U.S. voices concern over harassment of media covering China floods

The United States is “deeply concerned with the increasingly harsh surveillance, harassment, and intimidation of U.S. and other foreign journalists” covering recent floods in China’s Henan province, State Department spokesperson Ned Price said on Thursday.

China’s harsh rhetoric toward news it perceives as critical “has provoked negative public sentiment leading to tense, in-person confrontations and harassment” of journalists, Price said in a statement. China’s foreign ministry did not immediately respond to a request for comment.

The Foreign Correspondents’ Club of China said on Tuesday that journalists from several media outlets covering recent floods in China were harassed online and by local residents, with staff from the BBC and Los Angeles Times receiving death threats.

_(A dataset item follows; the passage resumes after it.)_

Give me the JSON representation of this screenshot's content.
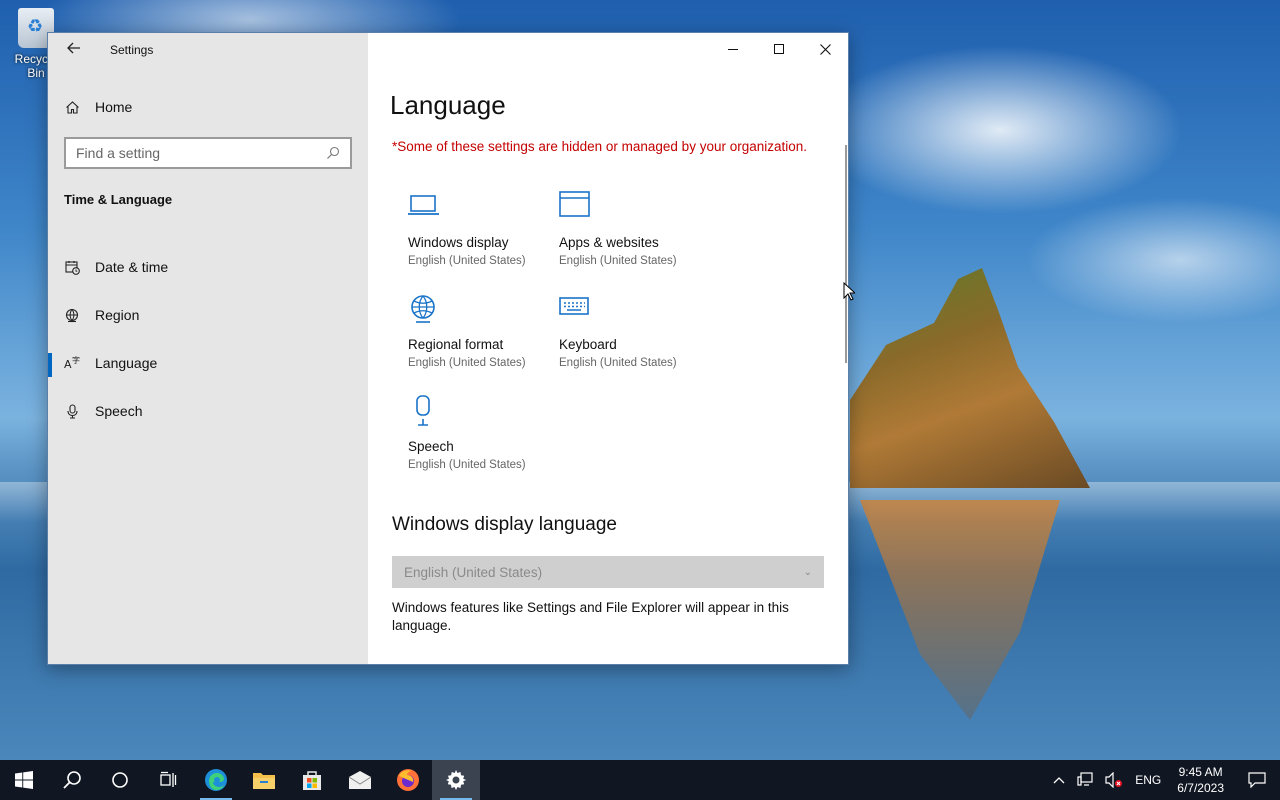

China’s new ambassador to Washington, Qin Gang, on Wednesday wished the United States victory against COVID-19 and said great potential awaited bilateral relations, striking an optimistic tone as he arrived at his new post amid deeply strained ties.

Qin’s arrival comes days after high-level talks in the northern Chinese city of Tianjin between U.S. Deputy Secretary of State Wendy Sherman and senior Chinese diplomats ended with both sides signaling that the other must make concessions for ties to improve.

“We call on the PRC to act as a responsible nation hoping to welcome foreign media and the world for the upcoming Beijing 2022 Winter Olympic and Paralympic Games,” Price said.